The reasons for choosing a caesarean are varied. For those experiencing a 'low risk' pregnancy and labour, intervention-free, vaginal birth is normally the most advantageous way for a baby to be born (Enkin 2000).

For those who require help - for either physical or unresolved psychological reasons, scheduled caesarean birth from 39 weeks can also be a low risk option, according to Dr Anthony Falconer, Royal College of Obstetrics and Gynaecology President:

"Recent advances in medical science have made the procedure much safer and for most women the complications of this operation are low" (press statement 2011).

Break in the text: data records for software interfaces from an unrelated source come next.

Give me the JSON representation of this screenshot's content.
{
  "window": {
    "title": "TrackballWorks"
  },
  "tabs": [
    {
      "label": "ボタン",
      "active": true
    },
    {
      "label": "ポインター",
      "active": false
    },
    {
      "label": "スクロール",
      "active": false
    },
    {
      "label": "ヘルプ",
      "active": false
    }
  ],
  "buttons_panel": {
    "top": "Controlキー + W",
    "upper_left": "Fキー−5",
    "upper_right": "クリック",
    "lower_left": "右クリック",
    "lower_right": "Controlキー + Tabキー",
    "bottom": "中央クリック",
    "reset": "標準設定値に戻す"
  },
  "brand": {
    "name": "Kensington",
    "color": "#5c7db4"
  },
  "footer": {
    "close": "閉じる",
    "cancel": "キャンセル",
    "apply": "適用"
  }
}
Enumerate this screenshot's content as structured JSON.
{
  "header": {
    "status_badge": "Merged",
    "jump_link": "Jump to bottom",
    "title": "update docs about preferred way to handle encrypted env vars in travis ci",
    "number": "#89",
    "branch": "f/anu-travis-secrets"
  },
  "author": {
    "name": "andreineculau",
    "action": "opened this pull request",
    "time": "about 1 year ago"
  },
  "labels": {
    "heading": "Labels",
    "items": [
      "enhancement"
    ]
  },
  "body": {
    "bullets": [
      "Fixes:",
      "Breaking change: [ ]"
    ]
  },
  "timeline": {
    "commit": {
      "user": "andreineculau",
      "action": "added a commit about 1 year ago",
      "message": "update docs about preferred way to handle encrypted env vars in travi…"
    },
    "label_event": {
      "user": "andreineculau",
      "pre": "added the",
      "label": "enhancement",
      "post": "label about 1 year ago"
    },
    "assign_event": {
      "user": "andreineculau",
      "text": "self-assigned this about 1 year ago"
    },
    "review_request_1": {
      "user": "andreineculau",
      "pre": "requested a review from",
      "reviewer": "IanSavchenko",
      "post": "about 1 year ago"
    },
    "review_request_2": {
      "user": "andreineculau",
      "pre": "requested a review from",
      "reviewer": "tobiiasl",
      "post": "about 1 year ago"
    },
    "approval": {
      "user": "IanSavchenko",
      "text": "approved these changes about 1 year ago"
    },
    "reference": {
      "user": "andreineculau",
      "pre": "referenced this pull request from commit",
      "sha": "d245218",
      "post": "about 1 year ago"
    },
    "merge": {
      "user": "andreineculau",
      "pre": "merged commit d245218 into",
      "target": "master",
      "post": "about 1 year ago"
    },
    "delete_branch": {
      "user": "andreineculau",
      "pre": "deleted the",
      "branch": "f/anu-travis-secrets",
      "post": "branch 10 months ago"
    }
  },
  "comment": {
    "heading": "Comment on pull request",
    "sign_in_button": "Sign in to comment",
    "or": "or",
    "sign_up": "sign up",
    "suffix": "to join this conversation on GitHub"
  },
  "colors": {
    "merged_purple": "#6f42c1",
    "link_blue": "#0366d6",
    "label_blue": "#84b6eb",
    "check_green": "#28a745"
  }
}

Pregnant women should be offered evidence-based information and support to enable them to make informed decisions about childbirth.

Recently updated national NICE guidelines state that women who haven't had any problems in their pregnancy, having a first, planned caesarean birth, may be at an increased risk of experiencing the following, compared to if they had a planned vaginal birth:


  - baby admitted to neonatal intensive care: 13.9% vs 6.3%
  - hysterectomy caused by postpartum haemorrhage: 0.03% vs 0.01%
  - cardiac arrest: 0.19% vs 0.03%
  - longer hospital stay: 3.96 days vs 2.56 days


(Nice clinical guideline 132, published November 2011)